- [Problem] Filter the entries that follow, copying every line in which the word "Risorse" appears.

════════════════

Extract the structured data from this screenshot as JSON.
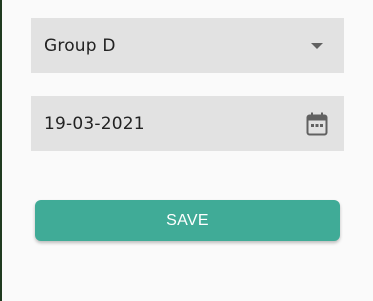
{
  "form": {
    "group_select": {
      "value": "Group D",
      "icon": "dropdown-arrow-icon"
    },
    "date_field": {
      "value": "19-03-2021",
      "icon": "calendar-icon"
    },
    "save_label": "SAVE"
  },
  "colors": {
    "field_background": "#e2e2e2",
    "save_button": "#40ab97",
    "page_background": "#fafafa"
  }
}
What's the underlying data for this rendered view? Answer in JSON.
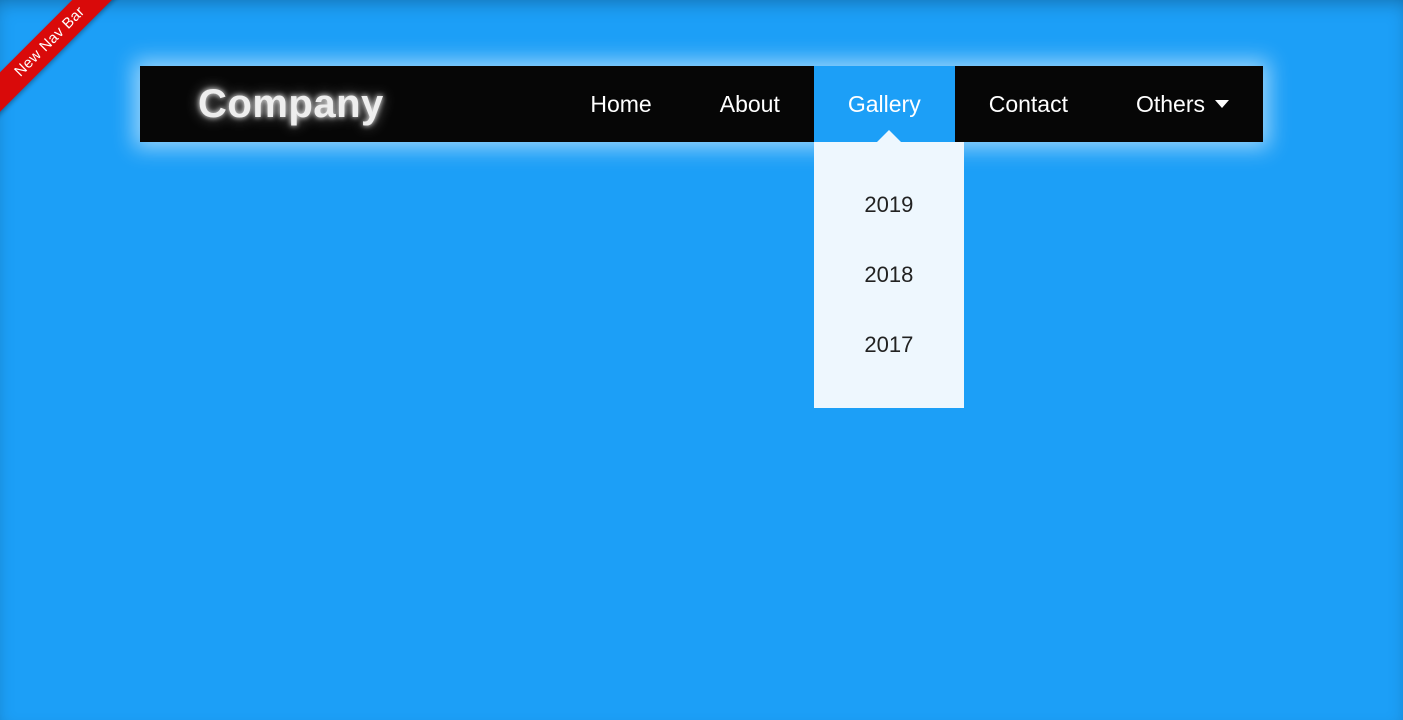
{
  "ribbon": {
    "text": "New Nav Bar"
  },
  "brand": {
    "text": "Company"
  },
  "nav": {
    "items": [
      {
        "label": "Home"
      },
      {
        "label": "About"
      },
      {
        "label": "Gallery"
      },
      {
        "label": "Contact"
      },
      {
        "label": "Others"
      }
    ],
    "active_index": 2,
    "gallery_dropdown": {
      "items": [
        {
          "label": "2019"
        },
        {
          "label": "2018"
        },
        {
          "label": "2017"
        }
      ]
    }
  }
}
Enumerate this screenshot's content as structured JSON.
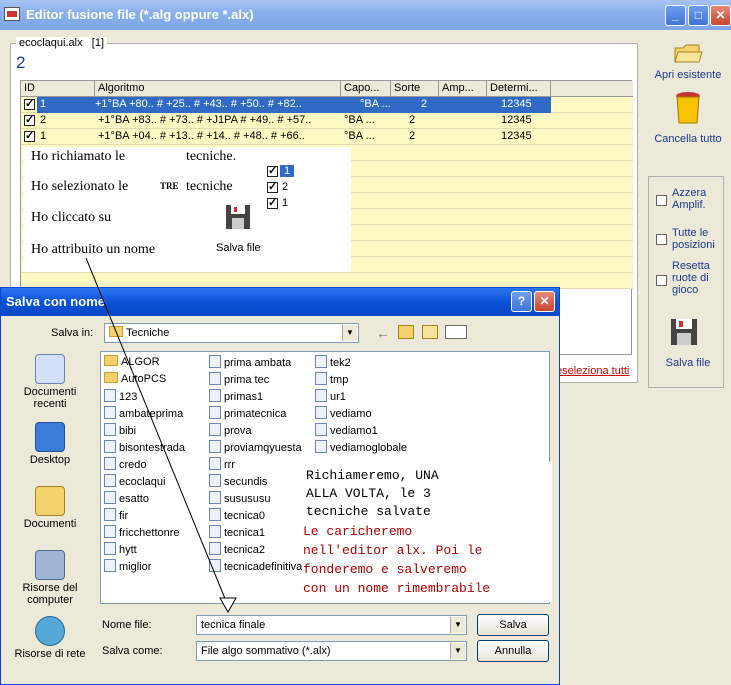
{
  "main_window": {
    "title": "Editor fusione file (*.alg oppure *.alx)",
    "minimize": "_",
    "maximize": "□",
    "close": "✕"
  },
  "group": {
    "file_label": "ecoclaqui.alx",
    "index_label": "[1]",
    "count": "2"
  },
  "grid": {
    "headers": [
      "ID",
      "Algoritmo",
      "Capo...",
      "Sorte",
      "Amp...",
      "Determi..."
    ],
    "rows": [
      {
        "id": "1",
        "algoritmo": "+1°BA +80.. # +25.. # +43.. # +50.. # +82..",
        "capo": "°BA ...",
        "sorte": "2",
        "amp": "",
        "determ": "12345"
      },
      {
        "id": "2",
        "algoritmo": "+1°BA +83.. # +73.. # +J1PA # +49.. # +57..",
        "capo": "°BA ...",
        "sorte": "2",
        "amp": "",
        "determ": "12345"
      },
      {
        "id": "1",
        "algoritmo": "+1°BA +04.. # +13.. # +14.. # +48.. # +66..",
        "capo": "°BA ...",
        "sorte": "2",
        "amp": "",
        "determ": "12345"
      }
    ]
  },
  "note": {
    "line1": "Ho richiamato le",
    "line1b": "tecniche.",
    "line2": "Ho selezionato le",
    "line2b": "TRE",
    "line2c": "tecniche",
    "line3": "Ho cliccato su",
    "line4": "Ho attribuito un nome",
    "save_label": "Salva file",
    "mini_ids": [
      "1",
      "2",
      "1"
    ]
  },
  "right_panel": {
    "open_label": "Apri esistente",
    "clear_label": "Cancella tutto",
    "cb1": "Azzera Amplif.",
    "cb2": "Tutte le posizioni",
    "cb3": "Resetta ruote di gioco",
    "save_label": "Salva file",
    "deselect_link": "eseleziona tutti"
  },
  "dialog": {
    "title": "Salva con nome",
    "help": "?",
    "close": "✕",
    "save_in_label": "Salva in:",
    "save_in_value": "Tecniche",
    "places": [
      "Documenti recenti",
      "Desktop",
      "Documenti",
      "Risorse del computer",
      "Risorse di rete"
    ],
    "col1": [
      "ALGOR",
      "AutoPCS",
      "123",
      "ambateprima",
      "bibi",
      "bisontestrada",
      "credo",
      "ecoclaqui",
      "esatto",
      "fir",
      "fricchettonre",
      "hytt",
      "miglior"
    ],
    "col2": [
      "prima ambata",
      "prima tec",
      "primas1",
      "primatecnica",
      "prova",
      "proviamqyuesta",
      "rrr",
      "secundis",
      "susususu",
      "tecnica0",
      "tecnica1",
      "tecnica2",
      "tecnicadefinitiva"
    ],
    "col3": [
      "tek2",
      "tmp",
      "ur1",
      "vediamo",
      "vediamo1",
      "vediamoglobale"
    ],
    "filename_label": "Nome file:",
    "filename_value": "tecnica finale",
    "filetype_label": "Salva come:",
    "filetype_value": "File algo sommativo (*.alx)",
    "save_button": "Salva",
    "cancel_button": "Annulla"
  },
  "annotation": {
    "black": [
      "Richiameremo, UNA",
      "ALLA VOLTA, le 3",
      "tecniche salvate"
    ],
    "red": [
      "Le caricheremo",
      "nell'editor alx. Poi le",
      "fonderemo e salveremo",
      "con un nome rimembrabile"
    ]
  }
}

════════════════

- [The answer]
      "Risorse del computer",
      "Risorse di rete"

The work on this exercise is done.